It’s been a while since I posted because I went on vacation and the material got hard at the same time. Not a motivating combination!
Anyway, I spent an awful lot of time struggling to understand the so called “failure function.” This is actually hidden in an exercise to section 3.4 and not expounded upon much in the main text, but it’s pretty interesting. The text explanation is
The objective is that b1b2…bf(s) is the longest proper prefix of b1b2…bs that is also a suffix of b1b2…bs
where the f in bf(s) is the failure function. This took me some time to understand; I’ll try to walk through an example.
Consider the keyword ababaa (the example given in the book). Then b1 = a, b2 = b, etc. So f(1) = 0 because there is no proper prefix of a 1-character string. f(2) = 0 because the only proper prefix of ab is a, which is not a suffix of ab. The proper prefixes of aba are a and ab. a is also a suffix of aba, so f(3) = 1. And so on.
The algorithm given for calculating the failure function is not immediately clear in its relation to the failure function, but it works as advertised. An implementation is up on the github.
Most of the exercises here are either manual and tedious and thus omitted, or else rigorous and difficult, and thus omitted. I am not interested in providing rigorous proofs, so once I got through enough of the problem to be satisfied that I understood it, I quit refining.

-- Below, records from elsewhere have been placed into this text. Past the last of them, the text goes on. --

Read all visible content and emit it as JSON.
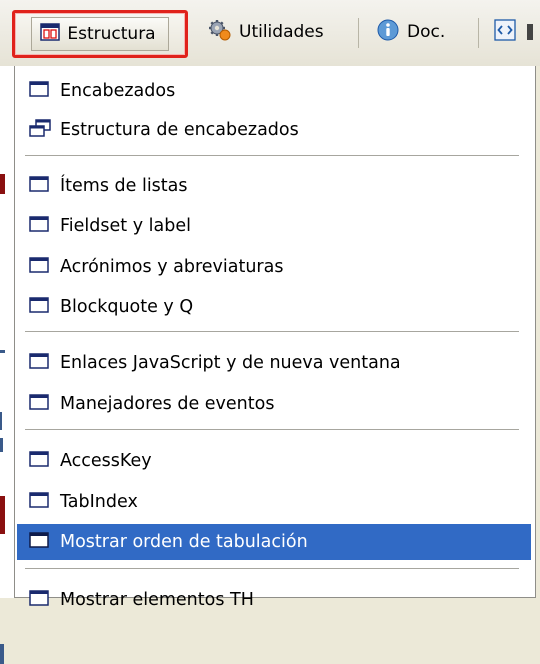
{
  "toolbar": {
    "estructura": "Estructura",
    "utilidades": "Utilidades",
    "doc": "Doc."
  },
  "menu": {
    "items": [
      {
        "label": "Encabezados"
      },
      {
        "label": "Estructura de encabezados"
      },
      {
        "label": "Ítems de listas"
      },
      {
        "label": "Fieldset y label"
      },
      {
        "label": "Acrónimos y abreviaturas"
      },
      {
        "label": "Blockquote y Q"
      },
      {
        "label": "Enlaces JavaScript y de nueva ventana"
      },
      {
        "label": "Manejadores de eventos"
      },
      {
        "label": "AccessKey"
      },
      {
        "label": "TabIndex"
      },
      {
        "label": "Mostrar orden de tabulación"
      },
      {
        "label": "Mostrar elementos TH"
      }
    ]
  },
  "colors": {
    "selection": "#316ac5",
    "highlight_border": "#e0221b",
    "icon_stroke": "#1a2a6e"
  }
}
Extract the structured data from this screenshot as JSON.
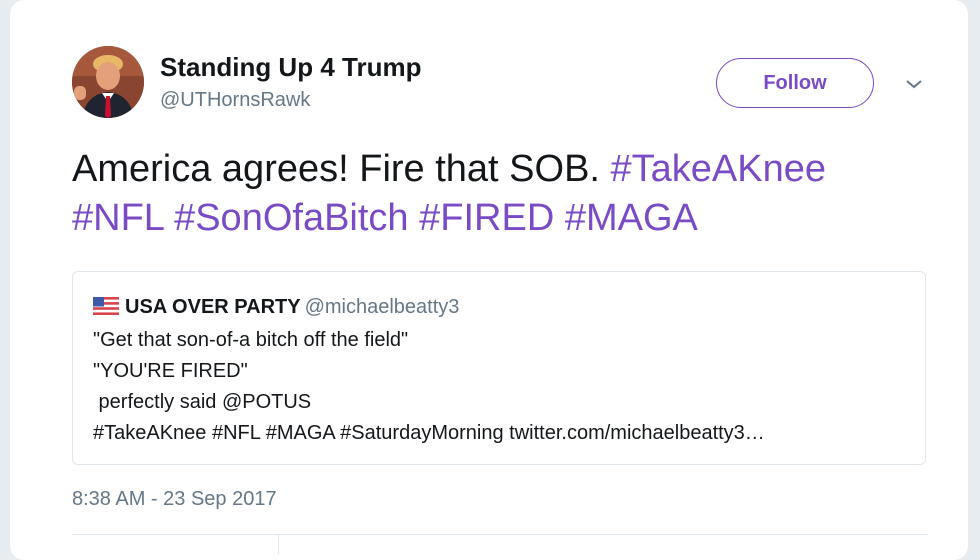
{
  "tweet": {
    "author": {
      "display_name": "Standing Up 4 Trump",
      "handle": "@UTHornsRawk",
      "avatar": "profile-photo"
    },
    "follow_label": "Follow",
    "menu_icon": "chevron-down-icon",
    "text_plain": "America agrees!  Fire that SOB. ",
    "hashtags": [
      "#TakeAKnee",
      "#NFL",
      "#SonOfaBitch",
      "#FIRED",
      "#MAGA"
    ],
    "timestamp": "8:38 AM - 23 Sep 2017"
  },
  "quote": {
    "flag_icon": "us-flag-icon",
    "name": "USA OVER PARTY",
    "handle": "@michaelbeatty3",
    "lines": [
      "\"Get that son-of-a bitch off the field\"",
      "\"YOU'RE FIRED\"",
      " perfectly said @POTUS",
      "#TakeAKnee #NFL #MAGA #SaturdayMorning twitter.com/michaelbeatty3…"
    ]
  },
  "colors": {
    "accent": "#794bc4",
    "text": "#14171a",
    "secondary": "#657786",
    "border": "#e1e8ed"
  }
}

Section 3.5 is about Lex, which is sort of an insane detour as far as I’m concerned. Exercises omitted. 3.6 coming up soon!